Exclusion Criteria:

History of allergy to beta-blocker History of chronic opioid use Pregnant patients BMI greater than 35 History of EKG abnormalities or cardiac arrhythmias Beta-blocker medication usage.

Dropout criteria: Patient or surgeon request, Conversion of the surgery from laparoscopic to open.

  Contacts and Locations
Choosing to participate in a study is an important personal decision. Talk with your doctor and family members or friends about deciding to join a study. To learn more about this study, you or your doctor may contact the study research staff using the Contacts provided below. For general information, see Learn About Clinical Studies.

Please refer to this study by its ClinicalTrials.gov identifier: NCT01782898

Contacts
Contact: Gildasio De Oliveira, MD (312)472-3585 gjr@northwestern.edu

Locations
United States, Illinois
Prentice Womens Hospital Recruiting
Chicago, Illinois, United States, 60611
Contact: Gildasio De Oliveira, MD    312-472-3573    g-jr@northwestern.edu   
Sponsors and Collaborators
Northwestern University
Investigators
Principal Investigator: Gildasio De Oliveira, MD Northwestern University
  More Information

No publications provided

Responsible Party: Gildasio De Oliveira, Prinipal Investigator, Northwestern University
ClinicalTrials.gov Identifier: NCT01782898     History of Changes
Other Study ID Numbers: STU00066623
Study First Received: January 31, 2013
Last Updated: May 7, 2014
Health Authority: United States: Institutional Review Board
United States: Food and Drug Administration

Keywords provided by Northwestern University:
Anesthesia
MEDOC neuro sensory analyzer
Pain
Quality of recovery

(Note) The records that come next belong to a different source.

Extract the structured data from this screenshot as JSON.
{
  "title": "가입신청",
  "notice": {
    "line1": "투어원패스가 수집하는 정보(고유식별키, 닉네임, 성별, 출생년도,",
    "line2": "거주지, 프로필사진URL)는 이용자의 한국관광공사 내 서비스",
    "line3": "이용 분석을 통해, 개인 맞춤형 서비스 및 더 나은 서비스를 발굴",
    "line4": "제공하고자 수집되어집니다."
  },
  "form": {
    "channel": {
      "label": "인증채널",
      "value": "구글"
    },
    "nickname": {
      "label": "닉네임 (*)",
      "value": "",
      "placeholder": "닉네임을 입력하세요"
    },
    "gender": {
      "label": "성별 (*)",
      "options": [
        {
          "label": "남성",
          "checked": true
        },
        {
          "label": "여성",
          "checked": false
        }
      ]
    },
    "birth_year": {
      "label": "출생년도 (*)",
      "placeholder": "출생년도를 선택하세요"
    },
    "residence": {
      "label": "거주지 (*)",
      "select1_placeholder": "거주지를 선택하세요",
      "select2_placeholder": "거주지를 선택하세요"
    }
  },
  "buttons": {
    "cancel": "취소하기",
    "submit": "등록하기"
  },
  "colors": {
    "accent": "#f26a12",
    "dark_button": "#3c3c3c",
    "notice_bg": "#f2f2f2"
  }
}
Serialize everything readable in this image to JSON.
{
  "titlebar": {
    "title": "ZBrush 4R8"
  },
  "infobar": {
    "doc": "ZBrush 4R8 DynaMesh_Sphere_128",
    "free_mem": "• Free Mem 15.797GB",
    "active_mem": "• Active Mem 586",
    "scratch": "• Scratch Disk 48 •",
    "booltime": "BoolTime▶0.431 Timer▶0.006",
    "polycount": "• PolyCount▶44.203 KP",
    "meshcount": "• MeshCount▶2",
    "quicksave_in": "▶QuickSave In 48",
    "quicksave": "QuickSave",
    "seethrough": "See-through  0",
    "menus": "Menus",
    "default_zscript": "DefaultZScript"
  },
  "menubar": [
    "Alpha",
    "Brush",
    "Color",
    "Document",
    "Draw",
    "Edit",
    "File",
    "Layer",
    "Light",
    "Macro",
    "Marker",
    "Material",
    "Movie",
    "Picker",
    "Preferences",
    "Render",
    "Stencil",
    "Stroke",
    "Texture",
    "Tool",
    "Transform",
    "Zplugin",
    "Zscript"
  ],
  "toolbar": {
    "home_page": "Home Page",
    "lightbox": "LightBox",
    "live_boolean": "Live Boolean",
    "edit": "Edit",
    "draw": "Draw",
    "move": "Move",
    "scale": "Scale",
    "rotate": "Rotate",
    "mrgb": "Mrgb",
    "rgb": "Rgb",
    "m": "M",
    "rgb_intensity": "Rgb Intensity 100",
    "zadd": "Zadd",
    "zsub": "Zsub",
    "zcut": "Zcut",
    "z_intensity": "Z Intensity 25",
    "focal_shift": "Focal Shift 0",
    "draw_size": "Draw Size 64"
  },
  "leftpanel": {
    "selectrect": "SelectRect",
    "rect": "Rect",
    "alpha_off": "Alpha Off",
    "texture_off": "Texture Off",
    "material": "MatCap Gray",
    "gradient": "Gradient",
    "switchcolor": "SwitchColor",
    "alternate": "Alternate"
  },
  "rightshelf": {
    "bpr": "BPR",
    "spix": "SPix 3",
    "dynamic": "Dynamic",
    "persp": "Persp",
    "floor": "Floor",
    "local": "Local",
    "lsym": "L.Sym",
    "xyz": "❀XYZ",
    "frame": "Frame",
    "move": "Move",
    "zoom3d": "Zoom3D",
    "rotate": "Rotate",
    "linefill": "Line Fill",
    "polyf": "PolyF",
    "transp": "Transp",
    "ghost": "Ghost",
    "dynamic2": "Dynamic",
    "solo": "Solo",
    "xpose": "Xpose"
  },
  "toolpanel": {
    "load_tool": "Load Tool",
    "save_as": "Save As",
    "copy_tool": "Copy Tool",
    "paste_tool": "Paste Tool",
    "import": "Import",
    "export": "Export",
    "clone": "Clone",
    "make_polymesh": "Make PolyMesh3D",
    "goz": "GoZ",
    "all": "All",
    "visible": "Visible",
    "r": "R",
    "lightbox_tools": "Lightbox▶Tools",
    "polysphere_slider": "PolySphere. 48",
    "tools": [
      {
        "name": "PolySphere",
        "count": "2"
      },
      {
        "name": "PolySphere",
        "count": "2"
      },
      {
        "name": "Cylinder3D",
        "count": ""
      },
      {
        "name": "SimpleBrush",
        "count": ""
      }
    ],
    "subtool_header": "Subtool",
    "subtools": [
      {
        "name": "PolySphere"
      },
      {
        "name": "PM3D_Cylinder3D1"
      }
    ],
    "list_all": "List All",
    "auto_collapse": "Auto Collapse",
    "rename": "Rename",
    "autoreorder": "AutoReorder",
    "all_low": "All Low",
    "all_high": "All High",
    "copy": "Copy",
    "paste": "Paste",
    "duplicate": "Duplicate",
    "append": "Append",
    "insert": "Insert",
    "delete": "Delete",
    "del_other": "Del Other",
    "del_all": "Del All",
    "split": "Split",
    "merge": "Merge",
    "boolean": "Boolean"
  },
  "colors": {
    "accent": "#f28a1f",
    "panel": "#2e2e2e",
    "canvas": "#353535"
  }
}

Additional relevant MeSH terms:
Esmolol
Adrenergic beta-1 Receptor Antagonists
Adrenergic beta-Antagonists
Adrenergic Antagonists
Adrenergic Agents
Neurotransmitter Agents
Molecular Mechanisms of Pharmacological Action
Pharmacologic Actions
Physiological Effects of Drugs

ClinicalTrials.gov processed this record on August 20, 2014